Innovation and Reliability
Dr. Jürgen Friedrich, Geschäftsführer/Sprecher der Geschäftsführung Germany Trade & Invest | © GTAI/Illing & Vossbeck Fotografie
In an interview with the major German daily newspaper Die Welt, Germany Trade & Invest Chairman/CEO Jürgen Friedrich discussed the importance of “Made in Germany” as a brand in times of trade conflicts.
Welt: What’s the secret that allowed “Made in Germany” to become such a success?
Jürgen Friedrich: The “Made in Germany” label was actually introduced by the British government in the late nineteenth century to dissuade consumers from buying cheap German imports. The label stuck, but the idea that it stands for poor quality was quickly consigned to history. For decades, German companies’ innovativeness and emphasis on quality and precision have augmented the brand and made it a success. Today, all over the world, “Made in Germany” stands for innovation, reliability and durability.

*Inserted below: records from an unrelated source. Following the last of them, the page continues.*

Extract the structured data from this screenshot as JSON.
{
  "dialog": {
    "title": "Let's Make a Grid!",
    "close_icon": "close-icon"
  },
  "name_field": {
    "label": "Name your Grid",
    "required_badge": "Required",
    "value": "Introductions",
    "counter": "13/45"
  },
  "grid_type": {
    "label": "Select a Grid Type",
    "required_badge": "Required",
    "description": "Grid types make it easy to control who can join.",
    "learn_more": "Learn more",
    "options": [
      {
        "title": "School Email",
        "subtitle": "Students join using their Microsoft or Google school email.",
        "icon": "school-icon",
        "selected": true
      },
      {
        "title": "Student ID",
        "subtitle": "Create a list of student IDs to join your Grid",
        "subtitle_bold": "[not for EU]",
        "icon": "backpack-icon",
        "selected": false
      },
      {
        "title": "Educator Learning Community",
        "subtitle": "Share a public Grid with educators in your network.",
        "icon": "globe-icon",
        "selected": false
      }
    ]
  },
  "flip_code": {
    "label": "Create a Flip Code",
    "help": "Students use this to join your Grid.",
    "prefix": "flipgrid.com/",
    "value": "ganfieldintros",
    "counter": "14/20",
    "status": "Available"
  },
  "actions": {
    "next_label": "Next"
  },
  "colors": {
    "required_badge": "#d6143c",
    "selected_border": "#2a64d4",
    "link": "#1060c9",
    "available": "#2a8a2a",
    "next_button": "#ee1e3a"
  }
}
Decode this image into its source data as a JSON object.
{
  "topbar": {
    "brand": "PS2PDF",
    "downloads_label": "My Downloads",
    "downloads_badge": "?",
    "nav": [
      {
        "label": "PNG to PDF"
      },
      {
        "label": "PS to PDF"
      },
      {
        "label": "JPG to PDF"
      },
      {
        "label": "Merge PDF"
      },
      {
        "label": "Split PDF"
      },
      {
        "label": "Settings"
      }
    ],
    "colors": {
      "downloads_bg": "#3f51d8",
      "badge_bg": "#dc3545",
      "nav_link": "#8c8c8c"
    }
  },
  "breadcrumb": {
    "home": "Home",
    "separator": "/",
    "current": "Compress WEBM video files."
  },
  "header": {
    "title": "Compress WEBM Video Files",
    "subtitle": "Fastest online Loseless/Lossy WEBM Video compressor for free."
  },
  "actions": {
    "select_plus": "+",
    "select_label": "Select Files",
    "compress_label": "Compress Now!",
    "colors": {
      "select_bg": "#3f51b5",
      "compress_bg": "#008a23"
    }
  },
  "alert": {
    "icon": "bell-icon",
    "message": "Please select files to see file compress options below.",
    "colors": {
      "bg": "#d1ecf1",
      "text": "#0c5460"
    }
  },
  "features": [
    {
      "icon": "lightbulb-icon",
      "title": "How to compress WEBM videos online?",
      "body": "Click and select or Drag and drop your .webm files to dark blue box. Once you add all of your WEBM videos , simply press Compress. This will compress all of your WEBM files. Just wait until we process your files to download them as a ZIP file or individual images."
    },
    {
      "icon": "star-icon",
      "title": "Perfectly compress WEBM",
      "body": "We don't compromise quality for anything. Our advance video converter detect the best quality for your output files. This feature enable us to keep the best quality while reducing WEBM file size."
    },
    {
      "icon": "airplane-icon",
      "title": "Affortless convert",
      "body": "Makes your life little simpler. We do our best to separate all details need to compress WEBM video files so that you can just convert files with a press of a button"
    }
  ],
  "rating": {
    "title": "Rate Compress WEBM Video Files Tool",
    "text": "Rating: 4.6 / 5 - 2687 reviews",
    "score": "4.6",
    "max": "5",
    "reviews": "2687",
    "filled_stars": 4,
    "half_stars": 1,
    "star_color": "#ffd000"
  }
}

Has the brand lost some of its positive connotations, or does it still mean what it did, for instance, in the 1950s and 60s?
Last year, Germany Trade & Invest carried out studies about the image of “Made in Germany” as a label in more than forty different business locations across the world. The conclusion was the “Made in Germany” is a very strong brand, but that alone is not necessarily enough. German products are very popular around the world, but depending on the country, their high price can be an obstacle. Our surveys suggested that good customer service can justify higher prices in people’s minds. At the same time, the label – particularly with consumer goods – is a status symbol.
What is the label “Made in Germany” so important for medium-sized, smaller and family-run businesses?
Many small- to medium-sized enterprises do part of their business abroad. Among them are the so-called “hidden champions,” of which, depending on definition, there are between 1,300 and 1,500 in Germany. All these companies all leaders in a small niche on the world market, so they profit from the positive connotations of “Made in Germany” abroad.
What is the biggest threat to the label today?
Certainly, things like the diesel scandal or the repeated delays in the construction of the new Berlin airport did nothing to enhance the brand name abroad. Nonetheless, the surveys in our studies yielded very diverse results. In most countries, negative reports have not yet dented the image of German products. But regardless, German companies need to preserve their advantage in innovation for as long as possible – the competition from ambitious nations like China is eager to eat into it.
Why was the designation “Software Made in Germany” introduced?
Around the world, the label “Made in Germany” stands for the highest level of quality and innovation. The introduction of a corresponding label for the software sector allows software producers from Germany to market themselves effectively on the international market and provide evidence of their high standards.
And what’s the point of the new certification “Software Hosted in Germany?”
This seal of approval shows that German software companies offering their products for sale on the Internet conform to high standards of security.